DATA UNDER STUDY Block Start
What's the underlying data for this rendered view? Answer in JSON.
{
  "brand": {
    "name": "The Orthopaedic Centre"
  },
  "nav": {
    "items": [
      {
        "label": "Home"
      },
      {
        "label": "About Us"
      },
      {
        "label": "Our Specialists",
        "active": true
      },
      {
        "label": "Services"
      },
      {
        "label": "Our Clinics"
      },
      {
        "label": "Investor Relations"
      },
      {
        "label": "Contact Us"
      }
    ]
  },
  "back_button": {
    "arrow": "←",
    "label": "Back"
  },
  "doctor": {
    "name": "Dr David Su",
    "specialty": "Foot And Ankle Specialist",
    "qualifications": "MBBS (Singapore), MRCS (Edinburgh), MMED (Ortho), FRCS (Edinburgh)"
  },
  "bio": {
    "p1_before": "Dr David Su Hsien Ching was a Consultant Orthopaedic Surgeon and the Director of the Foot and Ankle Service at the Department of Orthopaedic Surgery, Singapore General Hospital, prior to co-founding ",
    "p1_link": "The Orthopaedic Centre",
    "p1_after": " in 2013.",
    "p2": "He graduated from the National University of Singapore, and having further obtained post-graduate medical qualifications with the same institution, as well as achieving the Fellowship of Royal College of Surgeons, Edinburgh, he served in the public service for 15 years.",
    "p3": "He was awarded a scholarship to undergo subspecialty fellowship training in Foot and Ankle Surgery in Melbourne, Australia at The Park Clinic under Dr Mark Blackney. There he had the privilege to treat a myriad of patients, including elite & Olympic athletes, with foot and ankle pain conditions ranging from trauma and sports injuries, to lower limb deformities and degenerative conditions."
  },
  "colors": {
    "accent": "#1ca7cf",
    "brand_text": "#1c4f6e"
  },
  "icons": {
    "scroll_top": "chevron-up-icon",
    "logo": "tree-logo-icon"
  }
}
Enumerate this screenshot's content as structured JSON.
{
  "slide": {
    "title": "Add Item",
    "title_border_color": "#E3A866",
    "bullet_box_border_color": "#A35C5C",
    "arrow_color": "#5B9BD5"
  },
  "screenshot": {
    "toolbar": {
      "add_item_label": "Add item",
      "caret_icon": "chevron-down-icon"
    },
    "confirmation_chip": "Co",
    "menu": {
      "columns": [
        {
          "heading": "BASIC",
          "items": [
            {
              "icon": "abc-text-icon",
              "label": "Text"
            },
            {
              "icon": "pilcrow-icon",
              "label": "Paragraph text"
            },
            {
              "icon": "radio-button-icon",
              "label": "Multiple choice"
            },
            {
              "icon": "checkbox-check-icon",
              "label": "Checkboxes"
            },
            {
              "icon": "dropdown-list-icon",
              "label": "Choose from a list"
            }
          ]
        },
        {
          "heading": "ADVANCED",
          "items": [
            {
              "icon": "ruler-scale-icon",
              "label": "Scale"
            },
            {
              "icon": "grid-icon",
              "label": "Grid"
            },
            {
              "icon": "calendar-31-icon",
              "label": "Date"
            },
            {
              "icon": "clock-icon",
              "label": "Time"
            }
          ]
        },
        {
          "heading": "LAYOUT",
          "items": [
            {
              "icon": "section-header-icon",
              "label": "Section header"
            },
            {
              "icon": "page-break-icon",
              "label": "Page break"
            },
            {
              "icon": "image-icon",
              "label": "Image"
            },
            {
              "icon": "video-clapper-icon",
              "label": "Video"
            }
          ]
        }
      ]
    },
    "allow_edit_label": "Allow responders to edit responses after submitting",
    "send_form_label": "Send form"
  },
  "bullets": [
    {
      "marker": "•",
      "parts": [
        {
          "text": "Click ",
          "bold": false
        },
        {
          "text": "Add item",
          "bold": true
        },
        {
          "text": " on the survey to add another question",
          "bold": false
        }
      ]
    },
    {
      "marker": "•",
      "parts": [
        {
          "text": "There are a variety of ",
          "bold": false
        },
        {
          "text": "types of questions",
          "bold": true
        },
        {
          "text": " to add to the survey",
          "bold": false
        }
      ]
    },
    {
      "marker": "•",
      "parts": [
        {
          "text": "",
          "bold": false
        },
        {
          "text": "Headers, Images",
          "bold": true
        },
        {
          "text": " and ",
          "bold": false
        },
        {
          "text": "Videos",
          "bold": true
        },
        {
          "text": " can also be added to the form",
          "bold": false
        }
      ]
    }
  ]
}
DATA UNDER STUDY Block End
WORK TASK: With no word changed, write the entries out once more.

YOUR SOLUTION:
What's the underlying data for this rendered view? Answer in JSON.
{
  "brand": {
    "name": "The Orthopaedic Centre"
  },
  "nav": {
    "items": [
      {
        "label": "Home"
      },
      {
        "label": "About Us"
      },
      {
        "label": "Our Specialists",
        "active": true
      },
      {
        "label": "Services"
      },
      {
        "label": "Our Clinics"
      },
      {
        "label": "Investor Relations"
      },
      {
        "label": "Contact Us"
      }
    ]
  },
  "back_button": {
    "arrow": "←",
    "label": "Back"
  },
  "doctor": {
    "name": "Dr David Su",
    "specialty": "Foot And Ankle Specialist",
    "qualifications": "MBBS (Singapore), MRCS (Edinburgh), MMED (Ortho), FRCS (Edinburgh)"
  },
  "bio": {
    "p1_before": "Dr David Su Hsien Ching was a Consultant Orthopaedic Surgeon and the Director of the Foot and Ankle Service at the Department of Orthopaedic Surgery, Singapore General Hospital, prior to co-founding ",
    "p1_link": "The Orthopaedic Centre",
    "p1_after": " in 2013.",
    "p2": "He graduated from the National University of Singapore, and having further obtained post-graduate medical qualifications with the same institution, as well as achieving the Fellowship of Royal College of Surgeons, Edinburgh, he served in the public service for 15 years.",
    "p3": "He was awarded a scholarship to undergo subspecialty fellowship training in Foot and Ankle Surgery in Melbourne, Australia at The Park Clinic under Dr Mark Blackney. There he had the privilege to treat a myriad of patients, including elite & Olympic athletes, with foot and ankle pain conditions ranging from trauma and sports injuries, to lower limb deformities and degenerative conditions."
  },
  "colors": {
    "accent": "#1ca7cf",
    "brand_text": "#1c4f6e"
  },
  "icons": {
    "scroll_top": "chevron-up-icon",
    "logo": "tree-logo-icon"
  }
}
Enumerate this screenshot's content as structured JSON.
{
  "slide": {
    "title": "Add Item",
    "title_border_color": "#E3A866",
    "bullet_box_border_color": "#A35C5C",
    "arrow_color": "#5B9BD5"
  },
  "screenshot": {
    "toolbar": {
      "add_item_label": "Add item",
      "caret_icon": "chevron-down-icon"
    },
    "confirmation_chip": "Co",
    "menu": {
      "columns": [
        {
          "heading": "BASIC",
          "items": [
            {
              "icon": "abc-text-icon",
              "label": "Text"
            },
            {
              "icon": "pilcrow-icon",
              "label": "Paragraph text"
            },
            {
              "icon": "radio-button-icon",
              "label": "Multiple choice"
            },
            {
              "icon": "checkbox-check-icon",
              "label": "Checkboxes"
            },
            {
              "icon": "dropdown-list-icon",
              "label": "Choose from a list"
            }
          ]
        },
        {
          "heading": "ADVANCED",
          "items": [
            {
              "icon": "ruler-scale-icon",
              "label": "Scale"
            },
            {
              "icon": "grid-icon",
              "label": "Grid"
            },
            {
              "icon": "calendar-31-icon",
              "label": "Date"
            },
            {
              "icon": "clock-icon",
              "label": "Time"
            }
          ]
        },
        {
          "heading": "LAYOUT",
          "items": [
            {
              "icon": "section-header-icon",
              "label": "Section header"
            },
            {
              "icon": "page-break-icon",
              "label": "Page break"
            },
            {
              "icon": "image-icon",
              "label": "Image"
            },
            {
              "icon": "video-clapper-icon",
              "label": "Video"
            }
          ]
        }
      ]
    },
    "allow_edit_label": "Allow responders to edit responses after submitting",
    "send_form_label": "Send form"
  },
  "bullets": [
    {
      "marker": "•",
      "parts": [
        {
          "text": "Click ",
          "bold": false
        },
        {
          "text": "Add item",
          "bold": true
        },
        {
          "text": " on the survey to add another question",
          "bold": false
        }
      ]
    },
    {
      "marker": "•",
      "parts": [
        {
          "text": "There are a variety of ",
          "bold": false
        },
        {
          "text": "types of questions",
          "bold": true
        },
        {
          "text": " to add to the survey",
          "bold": false
        }
      ]
    },
    {
      "marker": "•",
      "parts": [
        {
          "text": "",
          "bold": false
        },
        {
          "text": "Headers, Images",
          "bold": true
        },
        {
          "text": " and ",
          "bold": false
        },
        {
          "text": "Videos",
          "bold": true
        },
        {
          "text": " can also be added to the form",
          "bold": false
        }
      ]
    }
  ]
}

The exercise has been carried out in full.